Jake's, which also has a Long Island location, is well-known for its wet-aged steaks — an anomaly in New York, which is dominated by dry-aged beef cuts. Just be sure to bring cash if you want to save some money. Although credit cards are accepted, the restaurant charges extra for using them.


(718) 581-0182

6031 Broadway, Bronx, NY 10471 

Christos Steak House

This eatery in Astoria brings us the ideal combination of steak and Mediterranean cooking, where high-quality meat is expertly combined with fresh Mediterranean herbs. To illustrate this point, check out the 24-ounce cowboy-cut ribeye steak, served with dried mountain oregano, coarse sea salt, and butter.

This ribeye, along with the other cuts of beef at Christos, is aged on the premises, providing maximum flavor and tenderness. Make the most of this Mediterranean experience by pairing your steak with a Greek salad, like the horiatiki served with a red wine vinaigrette, or the prasini, comprised of romaine lettuce, dill, scallions, feta cheese, and green olives.

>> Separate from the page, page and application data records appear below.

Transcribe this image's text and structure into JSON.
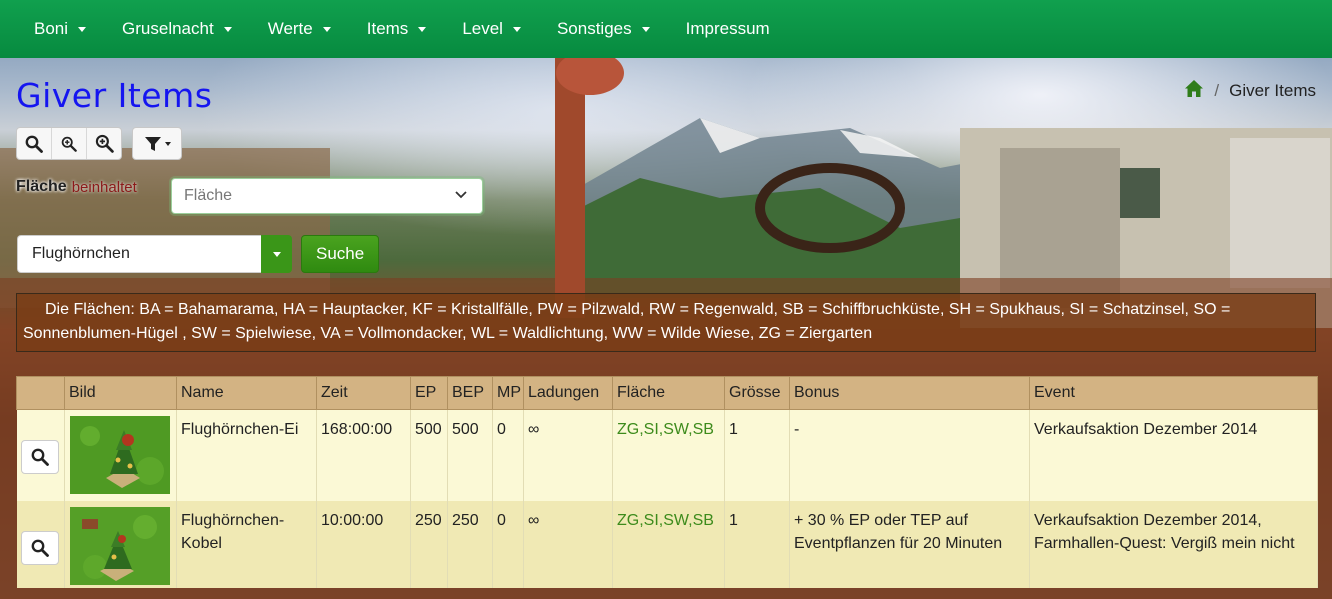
{
  "nav": {
    "items": [
      {
        "label": "Boni",
        "dropdown": true
      },
      {
        "label": "Gruselnacht",
        "dropdown": true
      },
      {
        "label": "Werte",
        "dropdown": true
      },
      {
        "label": "Items",
        "dropdown": true
      },
      {
        "label": "Level",
        "dropdown": true
      },
      {
        "label": "Sonstiges",
        "dropdown": true
      },
      {
        "label": "Impressum",
        "dropdown": false
      }
    ]
  },
  "page": {
    "title": "Giver Items",
    "breadcrumb": {
      "home_icon": "home-icon",
      "separator": "/",
      "current": "Giver Items"
    }
  },
  "toolbar": {
    "icons": [
      "search-icon",
      "zoom-out-icon",
      "zoom-in-icon",
      "filter-icon"
    ]
  },
  "filter": {
    "label": "Fläche",
    "operator": "beinhaltet",
    "placeholder": "Fläche"
  },
  "search": {
    "value": "Flughörnchen",
    "button_label": "Suche"
  },
  "legend": {
    "text": "Die Flächen: BA = Bahamarama, HA = Hauptacker, KF = Kristallfälle, PW = Pilzwald, RW = Regenwald, SB = Schiffbruchküste, SH = Spukhaus, SI = Schatzinsel, SO = Sonnenblumen-Hügel , SW = Spielwiese, VA = Vollmondacker, WL = Waldlichtung, WW = Wilde Wiese, ZG = Ziergarten"
  },
  "table": {
    "columns": [
      "",
      "Bild",
      "Name",
      "Zeit",
      "EP",
      "BEP",
      "MP",
      "Ladungen",
      "Fläche",
      "Grösse",
      "Bonus",
      "Event"
    ],
    "rows": [
      {
        "name": "Flughörnchen-Ei",
        "zeit": "168:00:00",
        "ep": "500",
        "bep": "500",
        "mp": "0",
        "ladungen": "∞",
        "flaeche": "ZG,SI,SW,SB",
        "groesse": "1",
        "bonus": "-",
        "event": "Verkaufsaktion Dezember 2014"
      },
      {
        "name": "Flughörnchen-Kobel",
        "zeit": "10:00:00",
        "ep": "250",
        "bep": "250",
        "mp": "0",
        "ladungen": "∞",
        "flaeche": "ZG,SI,SW,SB",
        "groesse": "1",
        "bonus": "+ 30 % EP oder TEP auf Eventpflanzen für 20 Minuten",
        "event": "Verkaufsaktion Dezember 2014, Farmhallen-Quest: Vergiß mein nicht"
      }
    ]
  },
  "colors": {
    "nav_bg": "#078a3f",
    "title": "#1515f0",
    "button_green": "#3a9618",
    "table_header": "#d3b383",
    "row_odd": "#fbf9d6",
    "row_even": "#f0e9b4",
    "flaeche_text": "#3d8b1c"
  }
}
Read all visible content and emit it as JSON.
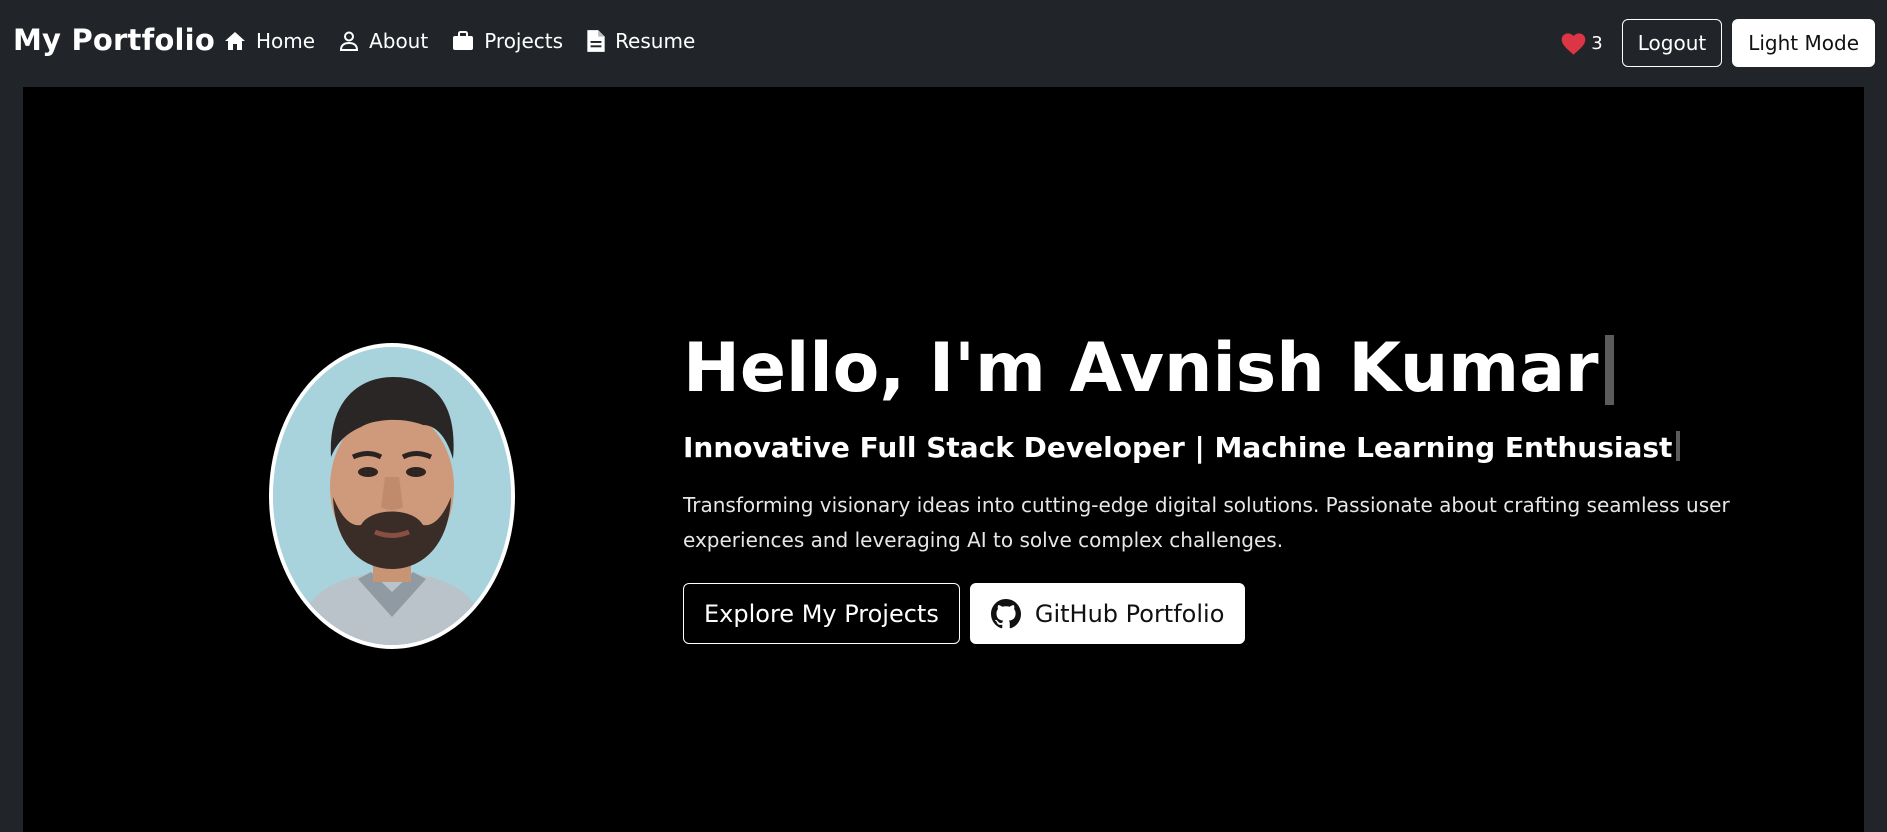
{
  "navbar": {
    "brand": "My Portfolio",
    "links": [
      {
        "label": "Home",
        "icon": "home-icon"
      },
      {
        "label": "About",
        "icon": "person-icon"
      },
      {
        "label": "Projects",
        "icon": "briefcase-icon"
      },
      {
        "label": "Resume",
        "icon": "document-icon"
      }
    ],
    "likes_count": "3",
    "logout_label": "Logout",
    "theme_toggle_label": "Light Mode"
  },
  "hero": {
    "headline": "Hello, I'm Avnish Kumar",
    "subtitle": "Innovative Full Stack Developer | Machine Learning Enthusiast",
    "description": "Transforming visionary ideas into cutting-edge digital solutions. Passionate about crafting seamless user experiences and leveraging AI to solve complex challenges.",
    "primary_cta": "Explore My Projects",
    "secondary_cta": "GitHub Portfolio"
  },
  "colors": {
    "navbar_bg": "#212529",
    "hero_bg": "#000000",
    "heart": "#dc3545",
    "text": "#ffffff"
  }
}
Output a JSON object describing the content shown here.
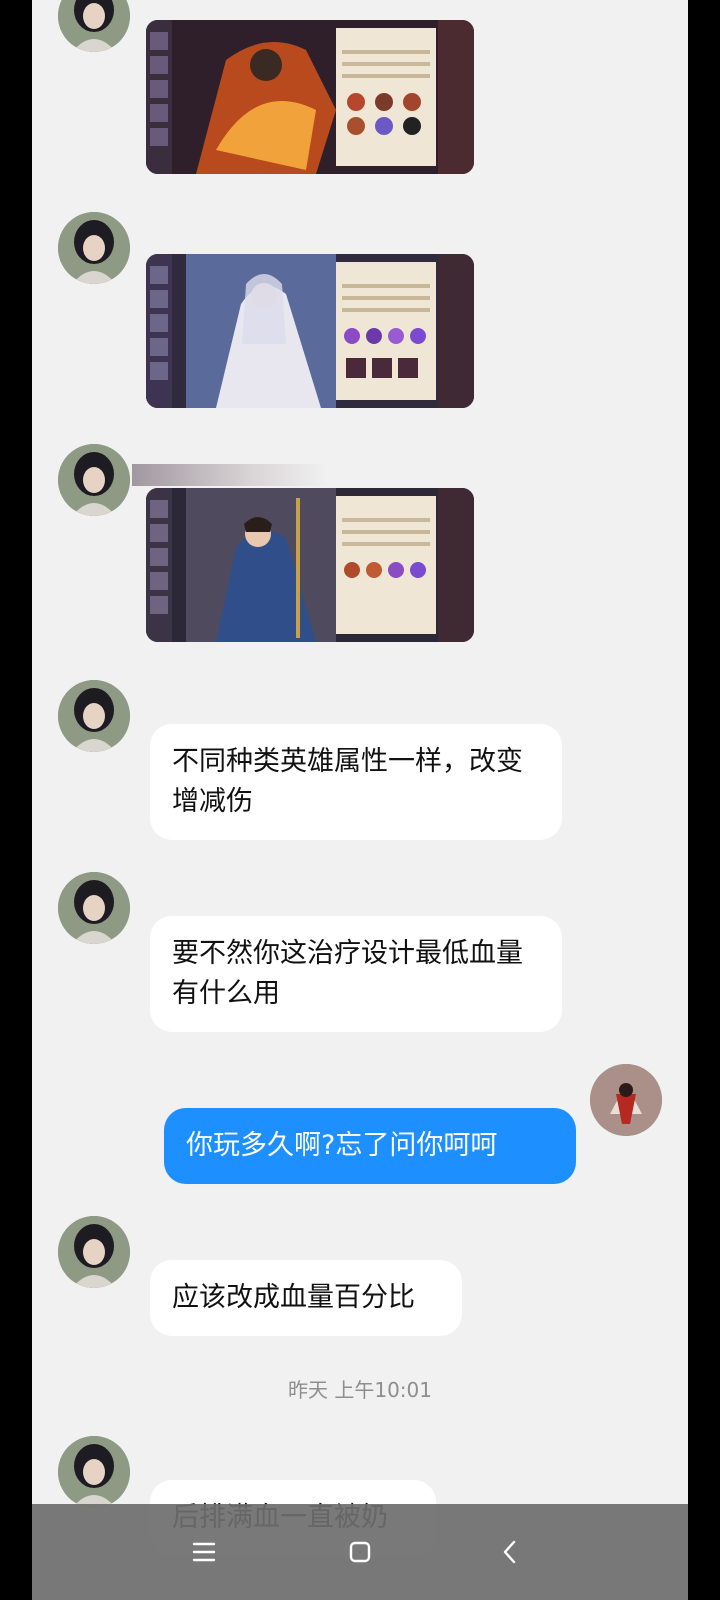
{
  "top_partial_name": "",
  "messages": [
    {
      "type": "image",
      "from": "other",
      "hero": "flame-warrior"
    },
    {
      "type": "image",
      "from": "other",
      "hero": "silver-haired-mage"
    },
    {
      "type": "image",
      "from": "other",
      "hero": "spear-warrior"
    },
    {
      "type": "text",
      "from": "other",
      "text": "不同种类英雄属性一样，改变增减伤"
    },
    {
      "type": "text",
      "from": "other",
      "text": "要不然你这治疗设计最低血量有什么用"
    },
    {
      "type": "text",
      "from": "self",
      "text": "你玩多久啊?忘了问你呵呵"
    },
    {
      "type": "text",
      "from": "other",
      "text": "应该改成血量百分比"
    },
    {
      "type": "time",
      "text": "昨天 上午10:01"
    },
    {
      "type": "text",
      "from": "other",
      "text": "后排满血一直被奶"
    }
  ],
  "navbar": {
    "menu_icon": "menu-icon",
    "home_icon": "home-square-icon",
    "back_icon": "back-chevron-icon"
  },
  "colors": {
    "chat_background": "#f1f1f1",
    "self_bubble": "#1e8fff",
    "other_bubble": "#ffffff",
    "navbar": "#6e6e6e"
  }
}
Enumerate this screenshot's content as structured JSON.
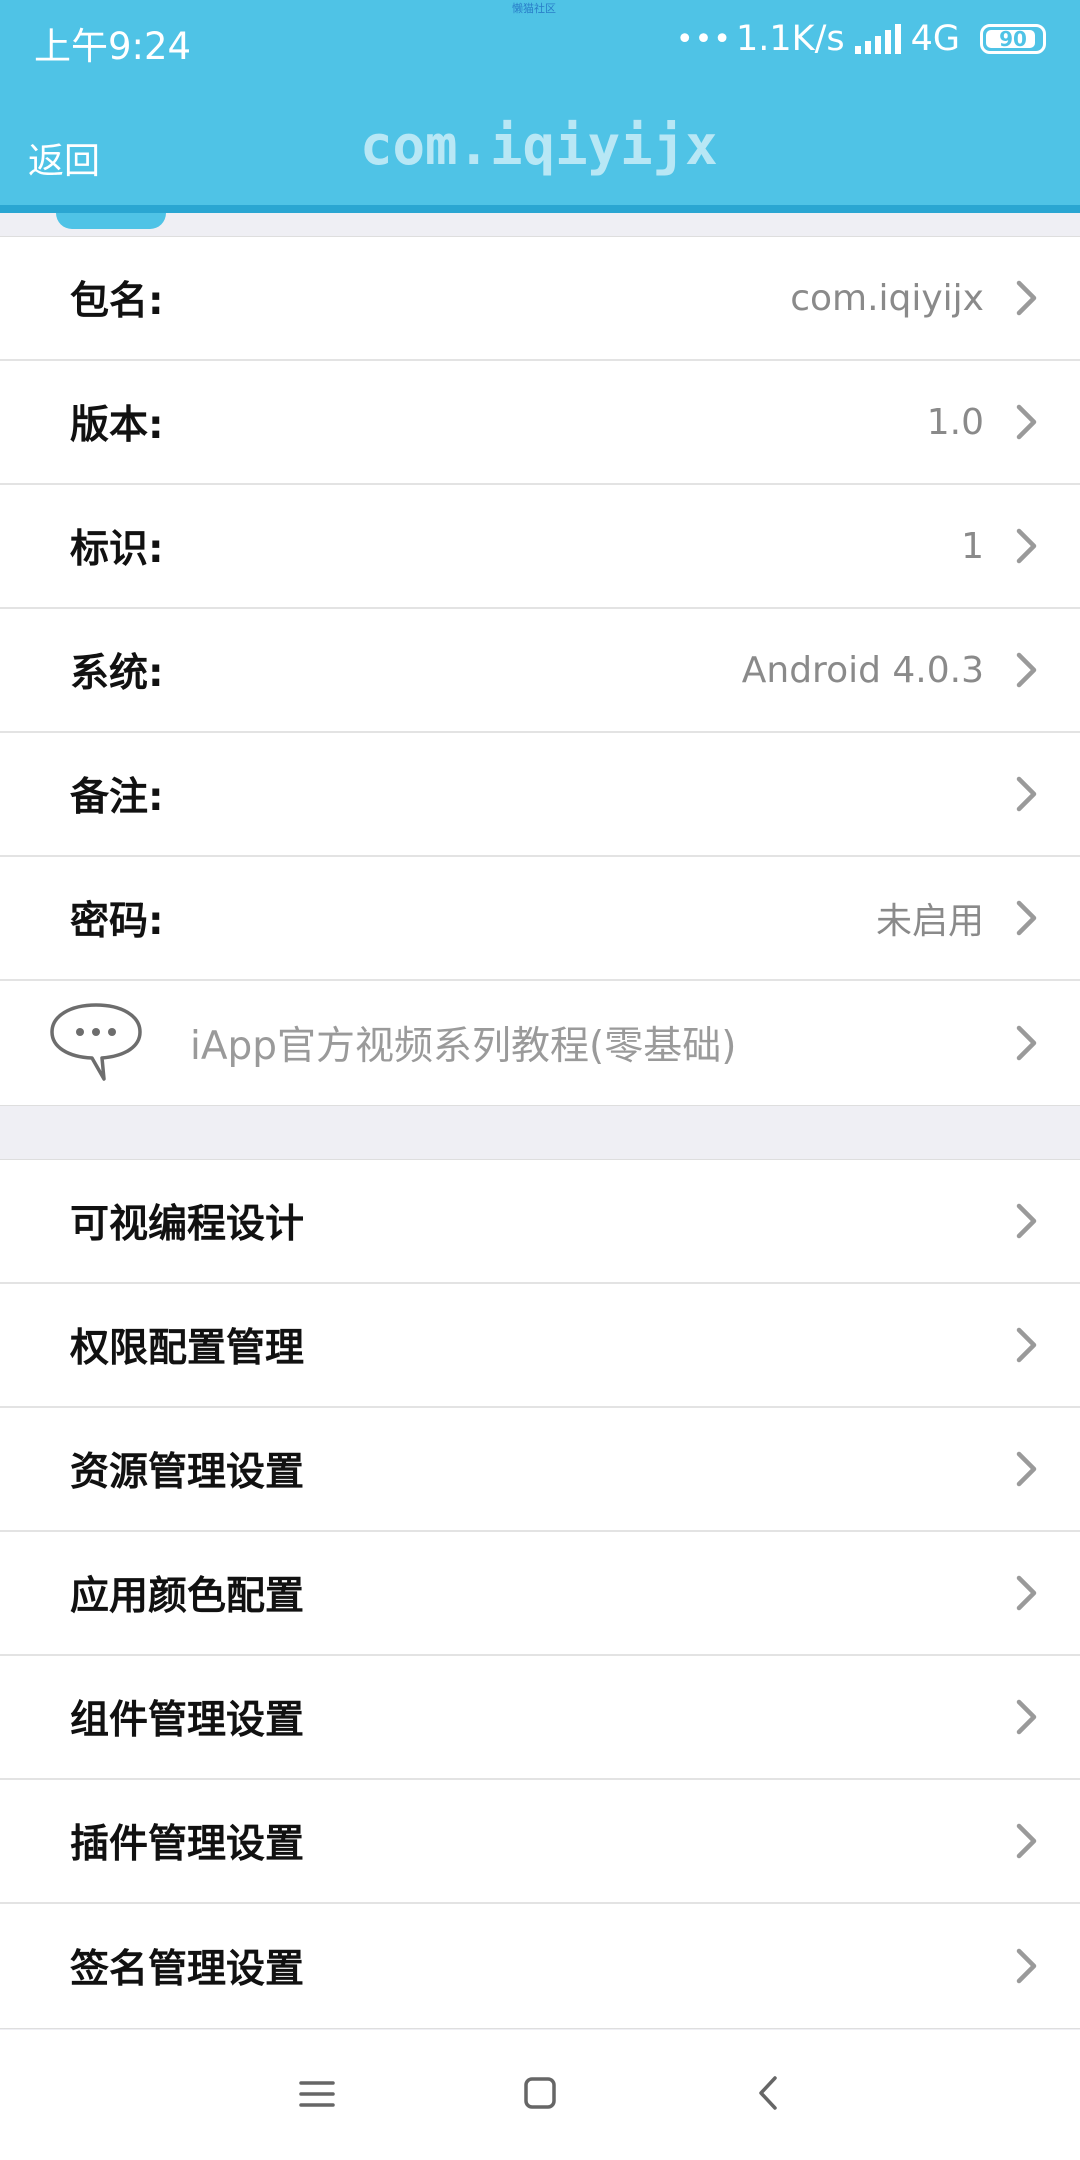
{
  "status_bar": {
    "time": "上午9:24",
    "center_tiny": "懒猫社区",
    "net_speed": "1.1K/s",
    "network": "4G",
    "battery": "90",
    "battery_level": 0.9
  },
  "app_bar": {
    "back_label": "返回",
    "title": "com.iqiyijx",
    "accent_color": "#4fc3e6"
  },
  "info_rows": [
    {
      "label": "包名:",
      "value": "com.iqiyijx"
    },
    {
      "label": "版本:",
      "value": "1.0"
    },
    {
      "label": "标识:",
      "value": "1"
    },
    {
      "label": "系统:",
      "value": "Android 4.0.3"
    },
    {
      "label": "备注:",
      "value": ""
    },
    {
      "label": "密码:",
      "value": "未启用"
    }
  ],
  "promo": {
    "icon": "chat-bubble-icon",
    "text": "iApp官方视频系列教程(零基础)"
  },
  "settings_rows": [
    "可视编程设计",
    "权限配置管理",
    "资源管理设置",
    "应用颜色配置",
    "组件管理设置",
    "插件管理设置",
    "签名管理设置"
  ],
  "nav_bar": {
    "icons": [
      "menu-icon",
      "home-icon",
      "back-icon"
    ]
  }
}
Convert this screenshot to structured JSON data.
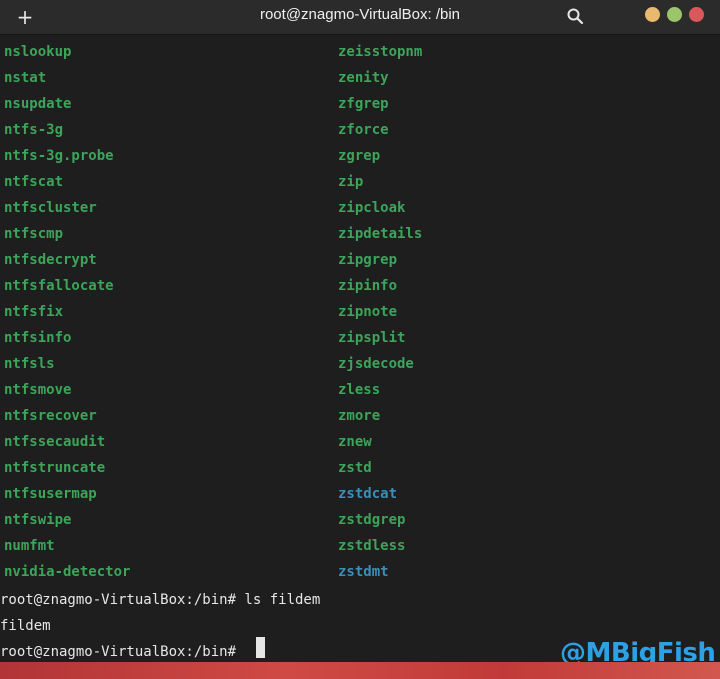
{
  "window": {
    "title": "root@znagmo-VirtualBox: /bin",
    "new_tab_icon": "+",
    "controls": {
      "minimize_color": "#e9b96e",
      "maximize_color": "#9bc46b",
      "close_color": "#d9585c"
    }
  },
  "listing": {
    "left": [
      "nslookup",
      "nstat",
      "nsupdate",
      "ntfs-3g",
      "ntfs-3g.probe",
      "ntfscat",
      "ntfscluster",
      "ntfscmp",
      "ntfsdecrypt",
      "ntfsfallocate",
      "ntfsfix",
      "ntfsinfo",
      "ntfsls",
      "ntfsmove",
      "ntfsrecover",
      "ntfssecaudit",
      "ntfstruncate",
      "ntfsusermap",
      "ntfswipe",
      "numfmt",
      "nvidia-detector"
    ],
    "right": [
      "zeisstopnm",
      "zenity",
      "zfgrep",
      "zforce",
      "zgrep",
      "zip",
      "zipcloak",
      "zipdetails",
      "zipgrep",
      "zipinfo",
      "zipnote",
      "zipsplit",
      "zjsdecode",
      "zless",
      "zmore",
      "znew",
      "zstd",
      "zstdcat",
      "zstdgrep",
      "zstdless",
      "zstdmt"
    ],
    "right_symlink_items": [
      "zstdcat",
      "zstdmt"
    ],
    "executable_color": "#3ca55a",
    "symlink_color": "#3a8fb8"
  },
  "session": {
    "command_line": "root@znagmo-VirtualBox:/bin# ls fildem",
    "output": "fildem",
    "prompt": "root@znagmo-VirtualBox:/bin#"
  },
  "watermark": "@MBigFish"
}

(718) 777-8400

4108 23rd Ave., Queens, NY 11105 

Ruddy & Dean

This steakhouse proves that a good ribeye can be found well outside of Manhattan and Brooklyn. Anyone in Staten Island can stay put and be just fine. All steak dinners at Ruddy & Dean, including the 18-ounce ribeye, come with two sides, which include mashed potatoes, green beans, broccoli, sauteed spinach, or fries.

Meanwhile, you can go all out with the sauces, such as fresh horseradish, homemade onion relish, and beurre monté. Ruddy & Dean is "Staten Island's answer to Peter Luger," according to CBS New York, with the steaks aged for 14 to 21 days before they're cooked and finished on high heat to achieve that coveted crisp exterior. And if you're still missing Manhattan, don't worry. You can get a pretty good view of it from the restaurant's rooftop.


(718) 816-4400

44 Richmond Terrace, Staten Island, NY 10301


We selected restaurants based on their overall quality as reported in multiple professional reviews (like New York Magazine or the Michelin Guide) and through personal experience. Among this selection, we searched for reviews that specifically mentioned ribeye as a particular specialty of a restaurant, and included those on this list.